Growing up as the child of one of the greatest icons in American music can't be easy, but Nancy Sinatra managed to create a sound and style for herself fully separate from that of her very famous father, and her sexy but strong-willed persona has endured with nearly the same strength as the image of the Chairman of the Board.
Reissue with the latest 2015 DSD remastering. Comes with liner notes. The Zeitlin trio…a stunning display of instrumental virtuosity, emotional depth, and musicality…Zeitlin’s piano is impeccable…introspective, filled with joy, bitingly mocking, always intelligent and emotional. Bassist Charlie Haden and drummer Jerry Granelli join the pianist on the Carnival session. Zeitlin's "Carole's Garden" has been recorded several times by other musicians since its debut on Carnival. His tranquil "After the War" is so softly played that it would hush the noisiest nightclub crowd.
Features 24 bit remastering and comes with a mini-description. Although drummer Shelly Manne was closely associated with the Contemporary label for many years, he also recorded for other companies after Contemporary slowed down operations. This particular Koch CD reissues a set that was cut for Atlantic. The 1966 version of Shelly Manne's Men (altoist Frank Strozier, trumpeter Conte Candoli, pianist Russ Freeman, and bassist Monty Budwig) played in a similar style to his 1950s groups. Only Strozier hints (and only slightly in spots) at the avant-garde explorations then going on elsewhere. The quintet performs three group originals, an obscurity, "The Breeze and I," and "Margie" (which was arranged by Jimmy Rowles). Fine hard bop music.

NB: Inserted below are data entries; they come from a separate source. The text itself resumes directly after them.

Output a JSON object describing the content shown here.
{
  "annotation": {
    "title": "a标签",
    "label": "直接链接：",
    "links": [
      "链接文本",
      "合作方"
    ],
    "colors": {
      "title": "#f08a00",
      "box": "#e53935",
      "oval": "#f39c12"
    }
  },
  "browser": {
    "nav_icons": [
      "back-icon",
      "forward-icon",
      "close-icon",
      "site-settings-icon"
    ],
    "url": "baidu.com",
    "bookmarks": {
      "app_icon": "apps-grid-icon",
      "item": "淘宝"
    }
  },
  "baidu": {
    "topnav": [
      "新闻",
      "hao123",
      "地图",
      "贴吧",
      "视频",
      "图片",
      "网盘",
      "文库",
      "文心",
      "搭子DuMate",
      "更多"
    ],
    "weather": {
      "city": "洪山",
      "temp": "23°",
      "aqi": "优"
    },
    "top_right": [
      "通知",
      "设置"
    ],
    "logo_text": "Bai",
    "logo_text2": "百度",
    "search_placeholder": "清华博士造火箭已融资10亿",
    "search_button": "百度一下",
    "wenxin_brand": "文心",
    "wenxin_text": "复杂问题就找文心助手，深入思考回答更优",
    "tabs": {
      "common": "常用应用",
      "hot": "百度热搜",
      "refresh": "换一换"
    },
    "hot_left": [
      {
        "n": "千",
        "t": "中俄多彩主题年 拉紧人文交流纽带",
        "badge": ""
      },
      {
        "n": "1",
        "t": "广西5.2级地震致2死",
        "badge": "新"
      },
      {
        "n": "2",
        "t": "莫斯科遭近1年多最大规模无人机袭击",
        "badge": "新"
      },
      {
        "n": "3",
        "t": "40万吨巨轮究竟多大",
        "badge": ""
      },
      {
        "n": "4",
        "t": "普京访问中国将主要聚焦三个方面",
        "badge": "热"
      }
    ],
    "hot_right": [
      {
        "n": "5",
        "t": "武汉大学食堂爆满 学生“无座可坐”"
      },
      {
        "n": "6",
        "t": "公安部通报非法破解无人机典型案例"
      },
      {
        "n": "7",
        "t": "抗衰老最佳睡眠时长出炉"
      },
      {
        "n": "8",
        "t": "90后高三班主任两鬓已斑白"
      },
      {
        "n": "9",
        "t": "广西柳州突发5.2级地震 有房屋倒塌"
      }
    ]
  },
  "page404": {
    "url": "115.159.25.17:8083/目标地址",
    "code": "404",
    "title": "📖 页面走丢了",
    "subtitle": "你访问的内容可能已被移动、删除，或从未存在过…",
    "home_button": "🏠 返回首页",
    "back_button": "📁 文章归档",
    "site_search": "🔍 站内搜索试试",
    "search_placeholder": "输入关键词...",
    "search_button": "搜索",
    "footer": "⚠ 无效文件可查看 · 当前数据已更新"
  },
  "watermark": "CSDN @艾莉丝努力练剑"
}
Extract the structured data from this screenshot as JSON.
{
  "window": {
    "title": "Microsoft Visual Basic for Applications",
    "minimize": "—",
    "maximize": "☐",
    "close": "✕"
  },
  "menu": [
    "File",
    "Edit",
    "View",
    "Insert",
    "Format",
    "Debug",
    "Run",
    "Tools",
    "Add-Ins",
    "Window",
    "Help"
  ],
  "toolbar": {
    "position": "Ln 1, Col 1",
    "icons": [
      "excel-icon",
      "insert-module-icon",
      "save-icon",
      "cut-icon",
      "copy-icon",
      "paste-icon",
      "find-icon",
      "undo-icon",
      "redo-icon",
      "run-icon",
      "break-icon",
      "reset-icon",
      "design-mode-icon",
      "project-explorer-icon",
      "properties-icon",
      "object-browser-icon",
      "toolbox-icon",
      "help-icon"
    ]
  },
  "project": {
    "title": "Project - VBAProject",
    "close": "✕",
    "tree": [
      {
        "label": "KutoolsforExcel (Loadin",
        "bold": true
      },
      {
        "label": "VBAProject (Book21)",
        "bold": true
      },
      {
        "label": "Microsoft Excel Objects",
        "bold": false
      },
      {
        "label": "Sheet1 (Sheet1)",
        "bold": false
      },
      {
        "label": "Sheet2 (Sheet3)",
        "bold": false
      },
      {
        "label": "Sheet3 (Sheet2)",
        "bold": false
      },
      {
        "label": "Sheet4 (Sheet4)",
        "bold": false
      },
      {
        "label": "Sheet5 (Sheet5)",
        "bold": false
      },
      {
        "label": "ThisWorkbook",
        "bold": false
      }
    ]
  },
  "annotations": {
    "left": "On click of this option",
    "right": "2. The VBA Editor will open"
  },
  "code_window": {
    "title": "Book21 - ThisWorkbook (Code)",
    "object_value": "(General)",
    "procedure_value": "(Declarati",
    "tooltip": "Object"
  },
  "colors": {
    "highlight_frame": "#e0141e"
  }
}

There have been many Huey Lewis & the News hits compilations released overseas, but 2006's simply named Greatest Hits is only the second U.S. comp, following Time Flies, which appeared a decade earlier. At a generous 21 tracks, Greatest Hits is not only five songs longer than Time Flies, but it's a better-chosen collection, too. It may be missing "Bad Is Bad," but it has a stronger selection of early songs, like the wonderful "Hope You Love Me Like You Say You Do," plus a better selection of latter-day songs, including Huey's duet with Gwyneth Paltrow on Smokey Robinson's "Cruisin'." That doesn't mean the disc is perfect, however – although this does have a stronger representation of their earlier material, it could use just a little bit more, and the non-chronological sequencing is a bit of a headache. That said, this has all the hits and no weak songs, making it the best Huey Lewis & the News compilation yet.